In terms of its powertrain, the C-Max Energi slots in slightly closer to the Toyota (TM) Prius Plug-In than GM's (GM) Chevrolet Volt. The total size of the battery capacity in the C-Max Energi is 7.6 kW, compared to 4.4 in the Prius and 16.5 in the Volt.

While the Prius will only take you six miles on electricity, the C-Max will do 21, which is still far behind the Volt's 38 miles. Once those all-electric miles are over, the Prius performs at 50 MPG, the C-Max at 43 and the Volt at 38 MPG.

The C-Max differs compared to the Prius by being able to operate in all-electric mode for its first phase. It does so by limiting performance a little bit, however, topping at 85 MPH.

The Prius sees its gasoline engine cut in at moderate acceleration, or if you drive near or a bit above 60 MPH. As such, the Prius really operates in "blended" gasoline/electric mode for 11 miles (6 of whom are electric), again compared to the C-Max's 21 all-electric miles.

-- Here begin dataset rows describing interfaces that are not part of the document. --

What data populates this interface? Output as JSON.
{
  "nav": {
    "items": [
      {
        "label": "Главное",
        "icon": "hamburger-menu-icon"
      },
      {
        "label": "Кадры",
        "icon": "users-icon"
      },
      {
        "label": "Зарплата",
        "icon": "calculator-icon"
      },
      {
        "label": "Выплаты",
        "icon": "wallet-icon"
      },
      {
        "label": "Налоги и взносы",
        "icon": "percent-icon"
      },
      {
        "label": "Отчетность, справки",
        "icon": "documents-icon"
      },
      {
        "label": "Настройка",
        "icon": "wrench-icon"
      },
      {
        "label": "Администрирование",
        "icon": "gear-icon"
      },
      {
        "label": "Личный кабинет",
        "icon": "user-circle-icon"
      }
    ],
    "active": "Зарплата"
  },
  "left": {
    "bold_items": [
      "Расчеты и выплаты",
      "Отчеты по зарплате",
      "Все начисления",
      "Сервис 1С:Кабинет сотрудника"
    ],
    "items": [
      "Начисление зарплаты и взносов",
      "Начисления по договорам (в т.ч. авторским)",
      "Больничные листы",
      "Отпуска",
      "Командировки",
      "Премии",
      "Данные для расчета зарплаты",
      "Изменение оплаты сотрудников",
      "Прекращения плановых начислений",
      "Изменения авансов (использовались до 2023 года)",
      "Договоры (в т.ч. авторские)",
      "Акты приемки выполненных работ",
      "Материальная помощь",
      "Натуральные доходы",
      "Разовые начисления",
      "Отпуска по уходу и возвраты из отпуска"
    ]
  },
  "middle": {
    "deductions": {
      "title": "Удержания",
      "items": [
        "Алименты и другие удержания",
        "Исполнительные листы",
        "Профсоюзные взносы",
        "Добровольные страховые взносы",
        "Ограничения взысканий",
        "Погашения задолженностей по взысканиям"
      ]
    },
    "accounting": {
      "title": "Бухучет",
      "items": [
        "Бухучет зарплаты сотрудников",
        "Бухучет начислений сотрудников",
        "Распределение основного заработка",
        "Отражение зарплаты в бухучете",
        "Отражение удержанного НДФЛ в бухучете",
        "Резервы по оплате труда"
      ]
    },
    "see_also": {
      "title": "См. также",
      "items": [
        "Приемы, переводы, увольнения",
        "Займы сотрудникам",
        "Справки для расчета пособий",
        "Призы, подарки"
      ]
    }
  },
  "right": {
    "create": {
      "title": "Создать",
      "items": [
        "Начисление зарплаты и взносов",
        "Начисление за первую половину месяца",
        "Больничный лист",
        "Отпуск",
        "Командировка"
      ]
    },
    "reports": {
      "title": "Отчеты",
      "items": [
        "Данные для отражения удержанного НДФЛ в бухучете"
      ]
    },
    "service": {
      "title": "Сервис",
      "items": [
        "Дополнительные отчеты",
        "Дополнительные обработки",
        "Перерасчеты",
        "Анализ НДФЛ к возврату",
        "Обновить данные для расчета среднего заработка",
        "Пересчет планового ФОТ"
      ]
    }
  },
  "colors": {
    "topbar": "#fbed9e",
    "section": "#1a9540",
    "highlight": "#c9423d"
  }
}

Because of how differently the Ford operates, the "feel" of the acceleration isn't directly comparable with the Prius. If you force the C-Max into all-electric mode, it is obviously smooth, quiet and efficient, whereas the Prius will engage the gasoline engine whether you like it or not, at that point obviously performing like a regular Prius in terms of acceleration. You can operate the C-Max in that kind of mode as well, and at that point it smokes the Prius -- relatively speaking.

That said, the C-Max is no match for the Volt in terms of the sports department. Not only is the Volt much more powerful with its 111 kW main electric motor, sometimes helped by a secondary 55 kW electric motor. The Volt is also a relative sports car, physically speaking, where you sit low like in a Camaro or Corvette, and have a lower center of gravity. Simply put: The Volt is the sports car of the bunch, with spinning tires at every red light, and exceptional acceleration/response.

The C-Max is very spacious for five people. I would go so far as to say that all five occupants could be professional basketball players -- the American kind, not the North Korean. The doors are big, and the car itself is tall. This accessibility and space is one area where the C-Max gets top honors, and easily trumps the Volt.